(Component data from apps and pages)
======

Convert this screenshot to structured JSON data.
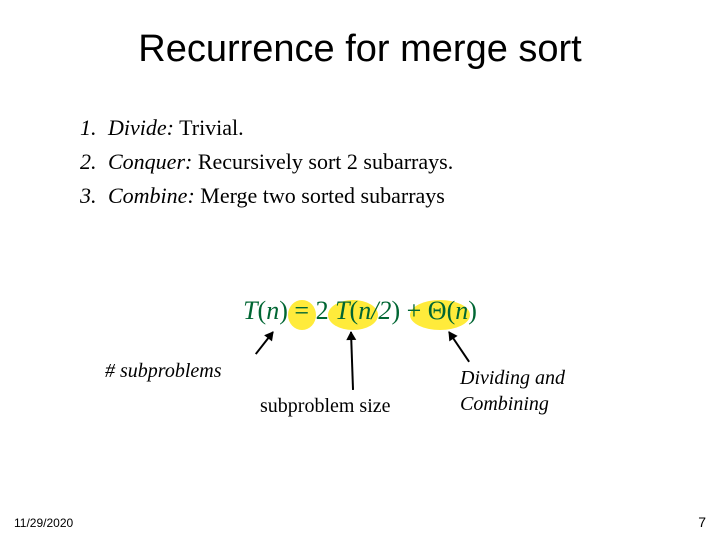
{
  "title": "Recurrence for merge sort",
  "steps": [
    {
      "num": "1.",
      "name": "Divide:",
      "desc": " Trivial."
    },
    {
      "num": "2.",
      "name": "Conquer:",
      "desc": " Recursively sort 2 subarrays."
    },
    {
      "num": "3.",
      "name": "Combine:",
      "desc": " Merge two sorted subarrays"
    }
  ],
  "formula": {
    "lhs_var": "T",
    "lhs_arg": "n",
    "eq": " = ",
    "coeff": "2",
    "mid_var": "T",
    "mid_arg": "n/2",
    "plus": " + ",
    "theta": "Θ",
    "theta_arg": "n"
  },
  "annotations": {
    "subproblems": "# subproblems",
    "size": "subproblem size",
    "dividing_l1": "Dividing and",
    "dividing_l2": "Combining"
  },
  "footer": {
    "date": "11/29/2020",
    "page": "7"
  }
}
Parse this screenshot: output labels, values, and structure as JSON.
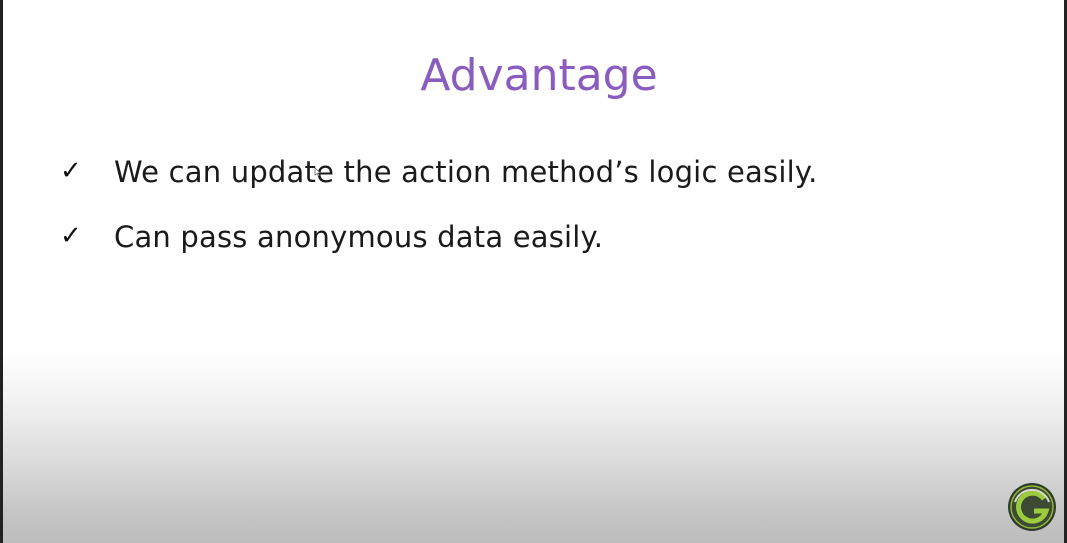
{
  "slide": {
    "title": "Advantage",
    "bullets": [
      {
        "marker": "✓",
        "text": "We can update the action method’s logic easily."
      },
      {
        "marker": "✓",
        "text": "Can pass anonymous data easily."
      }
    ]
  },
  "logo": {
    "icon": "g-logo-icon"
  },
  "colors": {
    "title": "#8a5cbf",
    "text": "#1a1a1a",
    "logo_ring": "#9ccc3d"
  }
}
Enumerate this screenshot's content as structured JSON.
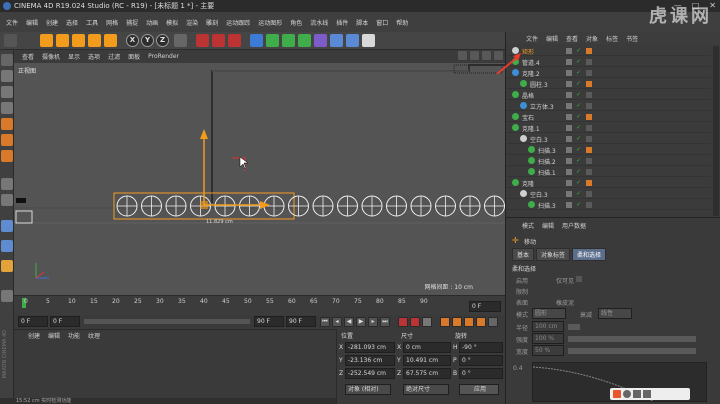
{
  "window": {
    "title": "CINEMA 4D R19.024 Studio (RC - R19) - [未标题 1 *] - 主要",
    "watermark": "虎课网",
    "controls": [
      "—",
      "□",
      "✕"
    ]
  },
  "menubar": [
    "文件",
    "编辑",
    "创建",
    "选择",
    "工具",
    "网格",
    "捕捉",
    "动画",
    "模拟",
    "渲染",
    "雕刻",
    "运动跟踪",
    "运动图形",
    "角色",
    "流水线",
    "插件",
    "脚本",
    "窗口",
    "帮助"
  ],
  "toolbar": {
    "axes": [
      "X",
      "Y",
      "Z"
    ]
  },
  "viewport": {
    "menu": [
      "查看",
      "摄像机",
      "显示",
      "选项",
      "过滤",
      "面板",
      "ProRender"
    ],
    "label": "正视图",
    "measure": "11.829 cm",
    "grid_info": "网格间距 : 10 cm",
    "circle_count": 18
  },
  "timeline": {
    "ticks": [
      "0",
      "5",
      "10",
      "15",
      "20",
      "25",
      "30",
      "35",
      "40",
      "45",
      "50",
      "55",
      "60",
      "65",
      "70",
      "75",
      "80",
      "85",
      "90"
    ],
    "end_frame": "0 F"
  },
  "transport": {
    "current": "0 F",
    "start": "0 F",
    "end": "90 F",
    "end2": "90 F"
  },
  "material": {
    "menu": [
      "创建",
      "编辑",
      "功能",
      "纹理"
    ],
    "side_label": "MAXON CINEMA 4D"
  },
  "coordinates": {
    "headers": [
      "位置",
      "尺寸",
      "旋转"
    ],
    "rows": [
      {
        "axis": "X",
        "pos": "-281.093 cm",
        "size_axis": "X",
        "size": "0 cm",
        "rot_axis": "H",
        "rot": "-90 °"
      },
      {
        "axis": "Y",
        "pos": "-23.136 cm",
        "size_axis": "Y",
        "size": "10.491 cm",
        "rot_axis": "P",
        "rot": "0 °"
      },
      {
        "axis": "Z",
        "pos": "-252.549 cm",
        "size_axis": "Z",
        "size": "67.575 cm",
        "rot_axis": "B",
        "rot": "0 °"
      }
    ],
    "mode": "对象 (相对)",
    "size_mode": "绝对尺寸",
    "apply": "应用"
  },
  "object_manager": {
    "menu": [
      "文件",
      "编辑",
      "查看",
      "对象",
      "标签",
      "书签"
    ],
    "objects": [
      {
        "name": "矩形",
        "indent": 0
      },
      {
        "name": "管道.4",
        "indent": 0
      },
      {
        "name": "克隆.2",
        "indent": 0
      },
      {
        "name": "圆柱.3",
        "indent": 1
      },
      {
        "name": "晶格",
        "indent": 0
      },
      {
        "name": "立方体.3",
        "indent": 1
      },
      {
        "name": "宝石",
        "indent": 0
      },
      {
        "name": "克隆.1",
        "indent": 0
      },
      {
        "name": "空白.3",
        "indent": 1
      },
      {
        "name": "扫描.3",
        "indent": 2
      },
      {
        "name": "扫描.2",
        "indent": 2
      },
      {
        "name": "扫描.1",
        "indent": 2
      },
      {
        "name": "克隆",
        "indent": 0
      },
      {
        "name": "空白.3",
        "indent": 1
      },
      {
        "name": "扫描.3",
        "indent": 2
      }
    ]
  },
  "attributes": {
    "menu": [
      "模式",
      "编辑",
      "用户数据"
    ],
    "object": "移动",
    "tabs": [
      "基本",
      "对象标签",
      "柔和选择"
    ],
    "section": "柔和选择",
    "fields": [
      {
        "label": "启用",
        "value": ""
      },
      {
        "label": "限制",
        "value": "仅可见"
      },
      {
        "label": "表面",
        "value": ""
      },
      {
        "label": "橡皮泥",
        "value": ""
      },
      {
        "label": "模式",
        "value": "圆形"
      },
      {
        "label": "衰减",
        "value": "线性"
      },
      {
        "label": "半径",
        "value": "100 cm"
      },
      {
        "label": "强度",
        "value": "100 %"
      },
      {
        "label": "宽度",
        "value": "50 %"
      }
    ],
    "graph_label": "0.4"
  },
  "status": {
    "text": "15:52 cm  实时检测功能"
  },
  "colors": {
    "accent_orange": "#f29b1d",
    "highlight_blue": "#5b6f8c",
    "selection_box": "#f39a26",
    "red_arrow": "#e83b2b"
  }
}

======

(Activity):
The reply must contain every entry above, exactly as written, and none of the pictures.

(Exercise answer):
Convert this screenshot to structured JSON data.
{
  "title": "Recurrence for merge sort",
  "steps": [
    {
      "num": "1.",
      "name": "Divide:",
      "desc": " Trivial."
    },
    {
      "num": "2.",
      "name": "Conquer:",
      "desc": " Recursively sort 2 subarrays."
    },
    {
      "num": "3.",
      "name": "Combine:",
      "desc": " Merge two sorted subarrays"
    }
  ],
  "formula": {
    "lhs_var": "T",
    "lhs_arg": "n",
    "eq": " = ",
    "coeff": "2",
    "mid_var": "T",
    "mid_arg": "n/2",
    "plus": " + ",
    "theta": "Θ",
    "theta_arg": "n"
  },
  "annotations": {
    "subproblems": "# subproblems",
    "size": "subproblem size",
    "dividing_l1": "Dividing and",
    "dividing_l2": "Combining"
  },
  "footer": {
    "date": "11/29/2020",
    "page": "7"
  }
}
Parse this screenshot: output labels, values, and structure as JSON.
{
  "slide": {
    "title": "Advantage",
    "bullets": [
      {
        "marker": "✓",
        "text": "We can update the action method’s logic easily."
      },
      {
        "marker": "✓",
        "text": "Can pass anonymous data easily."
      }
    ]
  },
  "logo": {
    "icon": "g-logo-icon"
  },
  "colors": {
    "title": "#8a5cbf",
    "text": "#1a1a1a",
    "logo_ring": "#9ccc3d"
  }
}
Enumerate this screenshot's content as structured JSON.
{
  "window": {
    "title": "CINEMA 4D R19.024 Studio (RC - R19) - [未标题 1 *] - 主要",
    "watermark": "虎课网",
    "controls": [
      "—",
      "□",
      "✕"
    ]
  },
  "menubar": [
    "文件",
    "编辑",
    "创建",
    "选择",
    "工具",
    "网格",
    "捕捉",
    "动画",
    "模拟",
    "渲染",
    "雕刻",
    "运动跟踪",
    "运动图形",
    "角色",
    "流水线",
    "插件",
    "脚本",
    "窗口",
    "帮助"
  ],
  "toolbar": {
    "axes": [
      "X",
      "Y",
      "Z"
    ]
  },
  "viewport": {
    "menu": [
      "查看",
      "摄像机",
      "显示",
      "选项",
      "过滤",
      "面板",
      "ProRender"
    ],
    "label": "正视图",
    "measure": "11.829 cm",
    "grid_info": "网格间距 : 10 cm",
    "circle_count": 18
  },
  "timeline": {
    "ticks": [
      "0",
      "5",
      "10",
      "15",
      "20",
      "25",
      "30",
      "35",
      "40",
      "45",
      "50",
      "55",
      "60",
      "65",
      "70",
      "75",
      "80",
      "85",
      "90"
    ],
    "end_frame": "0 F"
  },
  "transport": {
    "current": "0 F",
    "start": "0 F",
    "end": "90 F",
    "end2": "90 F"
  },
  "material": {
    "menu": [
      "创建",
      "编辑",
      "功能",
      "纹理"
    ],
    "side_label": "MAXON CINEMA 4D"
  },
  "coordinates": {
    "headers": [
      "位置",
      "尺寸",
      "旋转"
    ],
    "rows": [
      {
        "axis": "X",
        "pos": "-281.093 cm",
        "size_axis": "X",
        "size": "0 cm",
        "rot_axis": "H",
        "rot": "-90 °"
      },
      {
        "axis": "Y",
        "pos": "-23.136 cm",
        "size_axis": "Y",
        "size": "10.491 cm",
        "rot_axis": "P",
        "rot": "0 °"
      },
      {
        "axis": "Z",
        "pos": "-252.549 cm",
        "size_axis": "Z",
        "size": "67.575 cm",
        "rot_axis": "B",
        "rot": "0 °"
      }
    ],
    "mode": "对象 (相对)",
    "size_mode": "绝对尺寸",
    "apply": "应用"
  },
  "object_manager": {
    "menu": [
      "文件",
      "编辑",
      "查看",
      "对象",
      "标签",
      "书签"
    ],
    "objects": [
      {
        "name": "矩形",
        "indent": 0
      },
      {
        "name": "管道.4",
        "indent": 0
      },
      {
        "name": "克隆.2",
        "indent": 0
      },
      {
        "name": "圆柱.3",
        "indent": 1
      },
      {
        "name": "晶格",
        "indent": 0
      },
      {
        "name": "立方体.3",
        "indent": 1
      },
      {
        "name": "宝石",
        "indent": 0
      },
      {
        "name": "克隆.1",
        "indent": 0
      },
      {
        "name": "空白.3",
        "indent": 1
      },
      {
        "name": "扫描.3",
        "indent": 2
      },
      {
        "name": "扫描.2",
        "indent": 2
      },
      {
        "name": "扫描.1",
        "indent": 2
      },
      {
        "name": "克隆",
        "indent": 0
      },
      {
        "name": "空白.3",
        "indent": 1
      },
      {
        "name": "扫描.3",
        "indent": 2
      }
    ]
  },
  "attributes": {
    "menu": [
      "模式",
      "编辑",
      "用户数据"
    ],
    "object": "移动",
    "tabs": [
      "基本",
      "对象标签",
      "柔和选择"
    ],
    "section": "柔和选择",
    "fields": [
      {
        "label": "启用",
        "value": ""
      },
      {
        "label": "限制",
        "value": "仅可见"
      },
      {
        "label": "表面",
        "value": ""
      },
      {
        "label": "橡皮泥",
        "value": ""
      },
      {
        "label": "模式",
        "value": "圆形"
      },
      {
        "label": "衰减",
        "value": "线性"
      },
      {
        "label": "半径",
        "value": "100 cm"
      },
      {
        "label": "强度",
        "value": "100 %"
      },
      {
        "label": "宽度",
        "value": "50 %"
      }
    ],
    "graph_label": "0.4"
  },
  "status": {
    "text": "15:52 cm  实时检测功能"
  },
  "colors": {
    "accent_orange": "#f29b1d",
    "highlight_blue": "#5b6f8c",
    "selection_box": "#f39a26",
    "red_arrow": "#e83b2b"
  }
}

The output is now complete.